_Work to be completed_
Go through the listing beneath and show each line containing the string "screenshot".

_Entries supplied_
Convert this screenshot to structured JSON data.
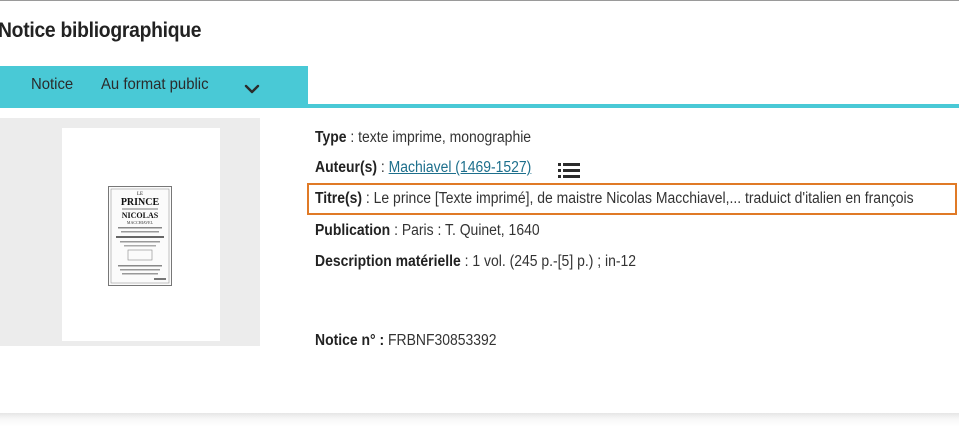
{
  "page": {
    "title": "Notice bibliographique"
  },
  "tabs": {
    "notice_label": "Notice",
    "format_label": "Au format public",
    "dropdown_icon": "chevron-down-icon"
  },
  "record": {
    "type_label": "Type",
    "type_value": " : texte imprime, monographie",
    "author_label": "Auteur(s)",
    "author_sep": " : ",
    "author_value": "Machiavel (1469-1527)",
    "author_list_icon": "list-icon",
    "title_label": "Titre(s)",
    "title_value": " : Le prince [Texte imprimé], de maistre Nicolas Macchiavel,... traduict d'italien en françois",
    "publication_label": "Publication",
    "publication_value": " : Paris : T. Quinet, 1640",
    "description_label": "Description matérielle",
    "description_value": " : 1 vol. (245 p.-[5] p.) ; in-12",
    "notice_label": "Notice n° :",
    "notice_value": " FRBNF30853392"
  },
  "thumbnail": {
    "cover_line1": "LE",
    "cover_line2": "PRINCE",
    "cover_line3": "NICOLAS",
    "cover_line4": "MACCHIAVEL"
  },
  "colors": {
    "tab_bar": "#49c9d6",
    "highlight": "#e07a26",
    "link": "#1d6f8c"
  }
}
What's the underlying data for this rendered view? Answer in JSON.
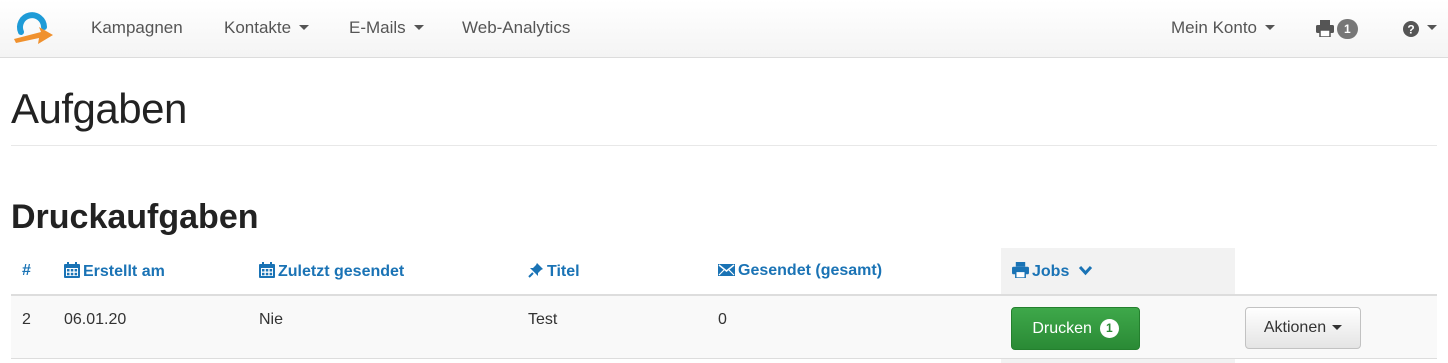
{
  "navbar": {
    "logo_icon": "brand-logo",
    "items": [
      {
        "label": "Kampagnen"
      },
      {
        "label": "Kontakte"
      },
      {
        "label": "E-Mails"
      },
      {
        "label": "Web-Analytics"
      }
    ],
    "account_label": "Mein Konto",
    "print_icon": "printer-icon",
    "print_count": "1",
    "help_icon": "question-circle-icon"
  },
  "page": {
    "title": "Aufgaben",
    "section_title": "Druckaufgaben"
  },
  "table": {
    "columns": [
      {
        "label": "#",
        "icon": ""
      },
      {
        "label": "Erstellt am",
        "icon": "calendar-icon"
      },
      {
        "label": "Zuletzt gesendet",
        "icon": "calendar-icon"
      },
      {
        "label": "Titel",
        "icon": "pin-icon"
      },
      {
        "label": "Gesendet (gesamt)",
        "icon": "envelope-icon"
      },
      {
        "label": "Jobs",
        "icon": "printer-icon",
        "sort": "chevron-down-icon"
      }
    ],
    "rows": [
      {
        "id": "2",
        "created": "06.01.20",
        "last_sent": "Nie",
        "title": "Test",
        "sent_total": "0",
        "print_label": "Drucken",
        "print_count": "1",
        "actions_label": "Aktionen"
      }
    ]
  },
  "colors": {
    "link": "#1a73b5",
    "print_button": "#2f9a3c",
    "logo_blue": "#1e9bd7",
    "logo_orange": "#f0912e"
  }
}
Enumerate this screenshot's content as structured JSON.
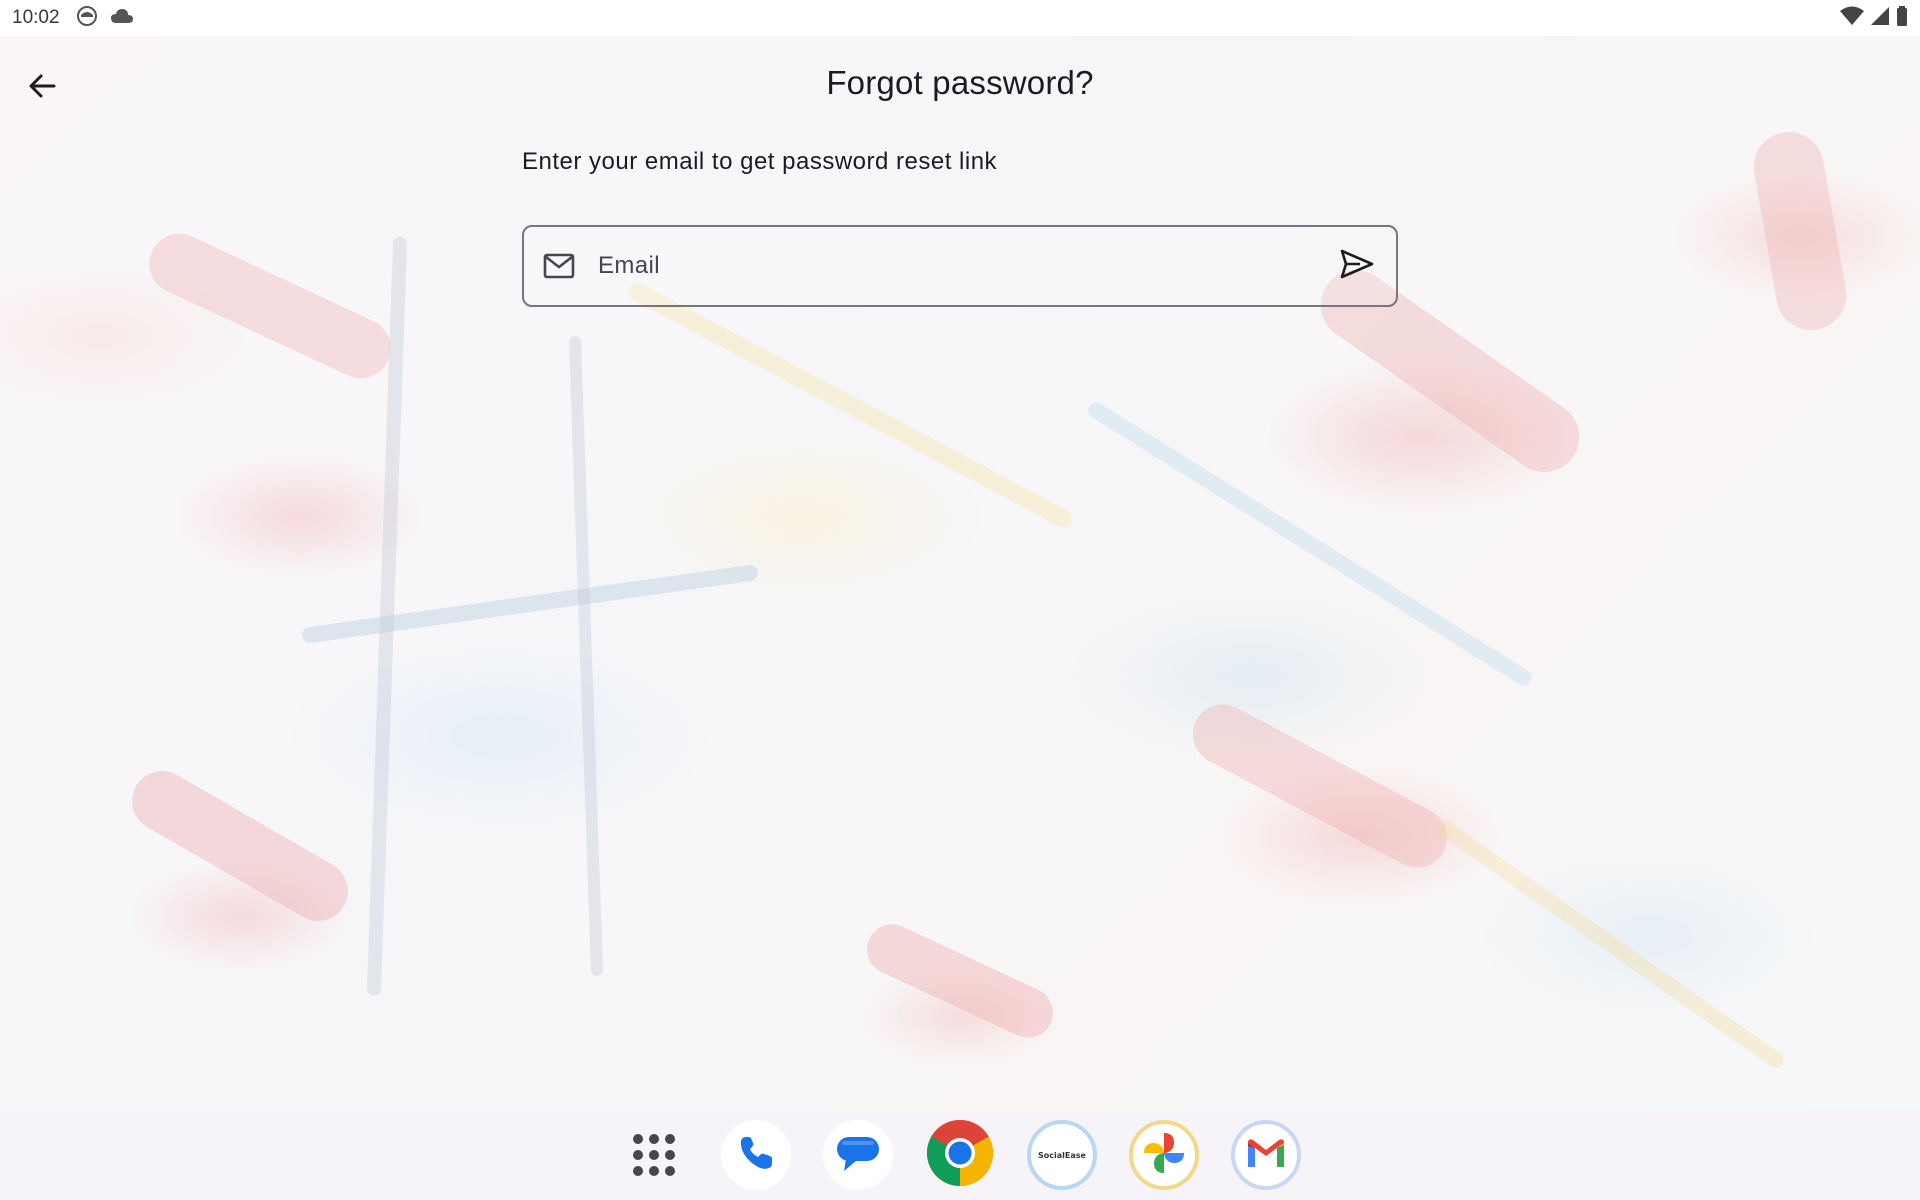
{
  "status_bar": {
    "time": "10:02",
    "left_icons": [
      "face-icon",
      "cloud-icon"
    ],
    "right_icons": [
      "wifi-icon",
      "signal-icon",
      "battery-icon"
    ]
  },
  "header": {
    "back_icon": "arrow-back-icon",
    "title": "Forgot password?"
  },
  "form": {
    "subtitle": "Enter your email to get password reset link",
    "email_placeholder": "Email",
    "email_value": "",
    "leading_icon": "mail-icon",
    "trailing_icon": "send-icon"
  },
  "dock": {
    "apps": [
      {
        "name": "App drawer",
        "icon": "apps-grid-icon"
      },
      {
        "name": "Phone",
        "icon": "phone-icon"
      },
      {
        "name": "Messages",
        "icon": "messages-icon"
      },
      {
        "name": "Chrome",
        "icon": "chrome-icon"
      },
      {
        "name": "SocialEase",
        "icon": "socialease-icon",
        "label": "SocialEase"
      },
      {
        "name": "Photos",
        "icon": "photos-icon"
      },
      {
        "name": "Gmail",
        "icon": "gmail-icon"
      }
    ]
  },
  "colors": {
    "text_primary": "#1d1b20",
    "outline": "#79747e",
    "dock_background": "#f6f4f9"
  }
}
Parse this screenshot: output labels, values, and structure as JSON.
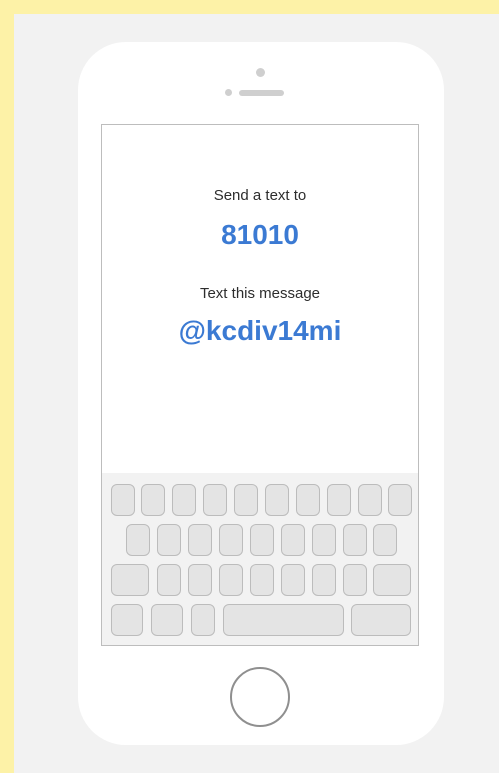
{
  "screen": {
    "send_label": "Send a text to",
    "number": "81010",
    "message_label": "Text this message",
    "message_code": "@kcdiv14mi"
  },
  "colors": {
    "accent": "#3b7ad3",
    "page_border": "#fdf2a7",
    "background": "#f2f2f2"
  },
  "icons": {
    "home": "home-button-icon",
    "camera": "camera-dot-icon",
    "speaker": "speaker-bar-icon"
  }
}
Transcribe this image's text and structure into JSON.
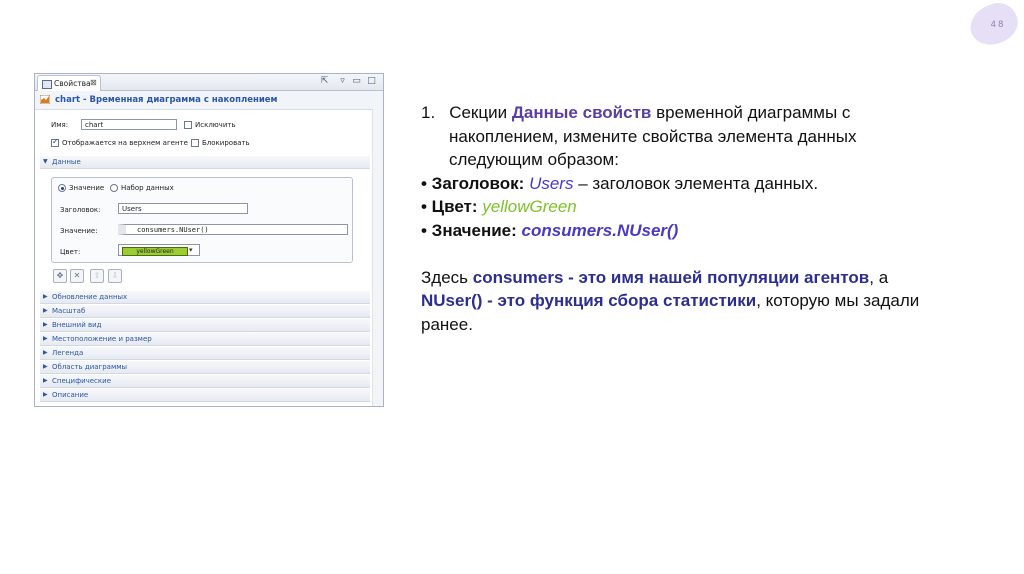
{
  "slide_number": "4 8",
  "panel": {
    "tab_label": "Свойства",
    "title": "chart - Временная диаграмма с накоплением",
    "name_label": "Имя:",
    "name_value": "chart",
    "exclude_label": "Исключить",
    "show_top_agent_label": "Отображается на верхнем агенте",
    "lock_label": "Блокировать",
    "data_section": "Данные",
    "radio_value": "Значение",
    "radio_dataset": "Набор данных",
    "title_label": "Заголовок:",
    "title_value": "Users",
    "value_label": "Значение:",
    "value_value": "consumers.NUser()",
    "color_label": "Цвет:",
    "color_value": "yellowGreen",
    "sections": [
      "Обновление данных",
      "Масштаб",
      "Внешний вид",
      "Местоположение и размер",
      "Легенда",
      "Область диаграммы",
      "Специфические",
      "Описание"
    ],
    "colors": {
      "title": "#2b56a8",
      "swatch": "#9acd32"
    }
  },
  "text": {
    "item_number": "1.",
    "line1_a": "Секции ",
    "line1_b": "Данные свойств",
    "line1_c": " временной диаграммы с",
    "line2": "накоплением, измените свойства элемента данных",
    "line3": "следующим образом:",
    "b1_label": "• Заголовок: ",
    "b1_value": "Users",
    "b1_rest": " – заголовок элемента данных.",
    "b2_label": "• Цвет: ",
    "b2_value": "yellowGreen",
    "b3_label": "• Значение: ",
    "b3_value": "consumers.NUser()",
    "p2_a": "Здесь ",
    "p2_b": "consumers - это имя нашей популяции агентов",
    "p2_c": ", а",
    "p3_a": "NUser() - это функция сбора статистики",
    "p3_b": ", которую мы задали",
    "p4": "ранее.",
    "colors": {
      "highlight": "#5a3fa0",
      "users": "#4a3ac0",
      "green": "#7cc229",
      "navy": "#2c2f8f"
    }
  }
}
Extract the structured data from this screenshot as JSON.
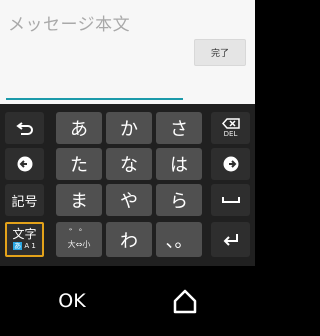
{
  "compose": {
    "placeholder": "メッセージ本文",
    "done_label": "完了"
  },
  "keyboard": {
    "left_column": [
      "symbols-label"
    ],
    "symbols_label": "記号",
    "mode_main": "文字",
    "mode_sub_hl": "あ",
    "mode_sub_rest": "A 1",
    "delete_label": "DEL",
    "rows": [
      [
        "あ",
        "か",
        "さ"
      ],
      [
        "た",
        "な",
        "は"
      ],
      [
        "ま",
        "や",
        "ら"
      ]
    ],
    "bottom_row": {
      "dakuten": "゛゜",
      "case_label": "大⇔小",
      "wa": "わ",
      "punct": "、。"
    },
    "accent_color": "#e3a21a",
    "underline_color": "#1b9aaa"
  },
  "navbar": {
    "ok_label": "OK"
  }
}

_Your solution_
Convert this screenshot to structured JSON data.
Enumerate this screenshot's content as structured JSON.
Parse this screenshot: output labels, values, and structure as JSON.
Extract the structured data from this screenshot as JSON.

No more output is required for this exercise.